Because of federal accessibility requirements in the United States and Europe, there are many more accessible products globally available than ever before. (See International Standards page for more information). Market research can inform a procurement strategy by defining which accessible products are available. Many vendors also provide or publish Accessibility Conformance Reports (ACRs) or Voluntary Product Accessibility Templates (VPAT) which outlines their current state of accessibility.
In addition, consider meeting with vendors to discuss the importance of accessibility in this procurement. The Global Initiative for Inclusive (G3ICT) has prepared a Discussion Guide for conversations with vendors, that includes key questions and how leaders in accessible technology may respond. G3ICT recommends:
- Organizing a series of meetings with vendors that have been selected as meeting accessibility criteria in a Call for Tender/RFP
- Clarifying how vendors’ products meet accessibility specifications
- Asking questions about the vendor’s experience with accessibility and how their business processes ensure the accessibility of their products
- Requesting demonstrations of a vendor’s product within the planned setting with the focus on its accessibility and application for different use cases, including individual use and collaboration
Incorporate specifications into solicitation
In addition to specifications, solicitations may need to:
- Specifically reference the organization’s accessibility commitment and standards and their Accessibility for Ontarians with Disabilities Act () obligations.
- Include specific specifications in the solicitation (see Determining Specifications page for resources). G3ICT recommends including “precise details of the product or service required, including accessibility requirements, and terms of the procurement exercise”.
- Specify that the tender must include accessibility in the design and development process if the tender is for a new product.
- Instruct vendors on how they are expected to demonstrate the accessibility of their products (e.g., VPAT/ACR). This could include documentation expectations (see evaluation section below), testing, typical user scenarios, and plans to address known gaps. See Section508.gov for a template of such instructions to vendors.

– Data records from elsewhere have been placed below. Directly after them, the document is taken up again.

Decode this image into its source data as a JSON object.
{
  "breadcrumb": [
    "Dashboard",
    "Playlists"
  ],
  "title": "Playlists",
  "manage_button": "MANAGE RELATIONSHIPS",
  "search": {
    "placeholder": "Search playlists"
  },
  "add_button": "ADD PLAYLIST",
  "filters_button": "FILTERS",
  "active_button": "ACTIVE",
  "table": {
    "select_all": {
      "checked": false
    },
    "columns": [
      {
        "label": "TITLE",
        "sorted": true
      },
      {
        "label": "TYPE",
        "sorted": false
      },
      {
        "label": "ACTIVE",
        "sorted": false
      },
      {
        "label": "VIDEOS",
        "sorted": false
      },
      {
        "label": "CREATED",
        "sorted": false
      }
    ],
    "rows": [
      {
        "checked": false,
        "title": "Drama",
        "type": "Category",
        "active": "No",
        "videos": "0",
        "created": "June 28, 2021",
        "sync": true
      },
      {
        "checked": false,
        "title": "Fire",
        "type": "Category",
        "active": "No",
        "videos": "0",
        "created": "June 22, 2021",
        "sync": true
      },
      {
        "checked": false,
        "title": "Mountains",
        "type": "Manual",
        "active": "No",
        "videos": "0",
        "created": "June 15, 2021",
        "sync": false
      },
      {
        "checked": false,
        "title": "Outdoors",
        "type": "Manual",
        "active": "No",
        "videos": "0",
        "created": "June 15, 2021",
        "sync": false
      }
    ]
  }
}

Requesting VPATs also has the indirect benefit of communicating the importance of accessibility to vendors.
- Request references from vendors specifically about the accessibility of the product.
- Clarify when these specifications are minimum acceptance criteria and how they will be evaluated alongside other factors.